EXERCISE OBJECTIVE = Looking at each line of the data below, tally those that contain the word "重新调整大小" and give only the total.

++++ ENTRIES SUPPLIED ++++

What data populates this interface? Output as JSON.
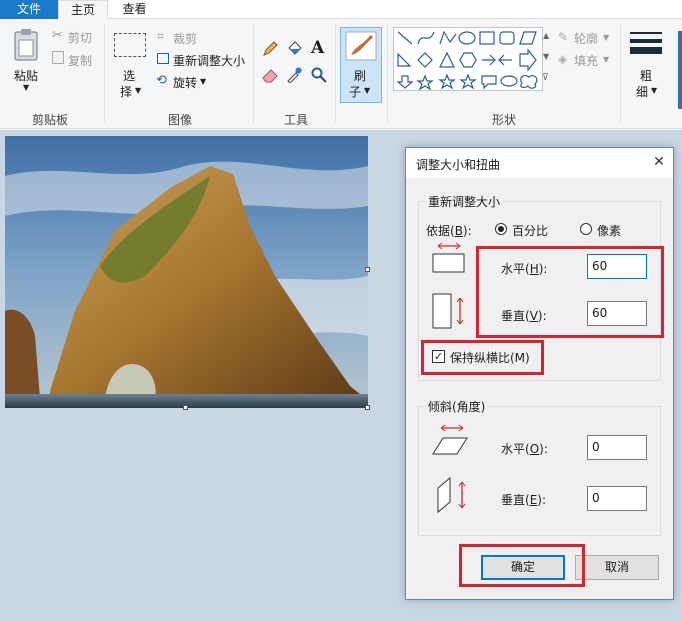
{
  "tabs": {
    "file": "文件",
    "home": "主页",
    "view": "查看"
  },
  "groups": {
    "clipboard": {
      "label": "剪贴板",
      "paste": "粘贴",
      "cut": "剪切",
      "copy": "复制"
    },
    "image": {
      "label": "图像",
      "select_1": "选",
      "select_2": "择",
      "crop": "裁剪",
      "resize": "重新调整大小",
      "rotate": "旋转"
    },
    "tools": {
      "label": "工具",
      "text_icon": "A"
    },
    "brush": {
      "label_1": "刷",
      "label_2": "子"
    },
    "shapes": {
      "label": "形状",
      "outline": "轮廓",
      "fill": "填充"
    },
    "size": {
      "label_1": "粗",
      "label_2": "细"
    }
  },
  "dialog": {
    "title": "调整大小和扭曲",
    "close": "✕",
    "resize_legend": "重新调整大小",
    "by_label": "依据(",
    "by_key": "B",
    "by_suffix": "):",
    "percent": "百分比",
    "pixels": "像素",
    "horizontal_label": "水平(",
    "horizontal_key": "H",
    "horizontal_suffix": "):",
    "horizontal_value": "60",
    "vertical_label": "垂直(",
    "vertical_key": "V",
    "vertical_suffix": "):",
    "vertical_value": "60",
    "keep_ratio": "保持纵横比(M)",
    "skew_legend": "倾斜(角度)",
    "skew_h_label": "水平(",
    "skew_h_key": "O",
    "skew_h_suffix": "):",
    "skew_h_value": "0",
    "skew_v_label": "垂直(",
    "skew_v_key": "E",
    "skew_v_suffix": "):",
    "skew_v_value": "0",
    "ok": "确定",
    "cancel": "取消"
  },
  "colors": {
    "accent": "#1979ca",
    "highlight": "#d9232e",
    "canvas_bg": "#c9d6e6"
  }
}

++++

RESPONSE TO THE EXERCISE = 2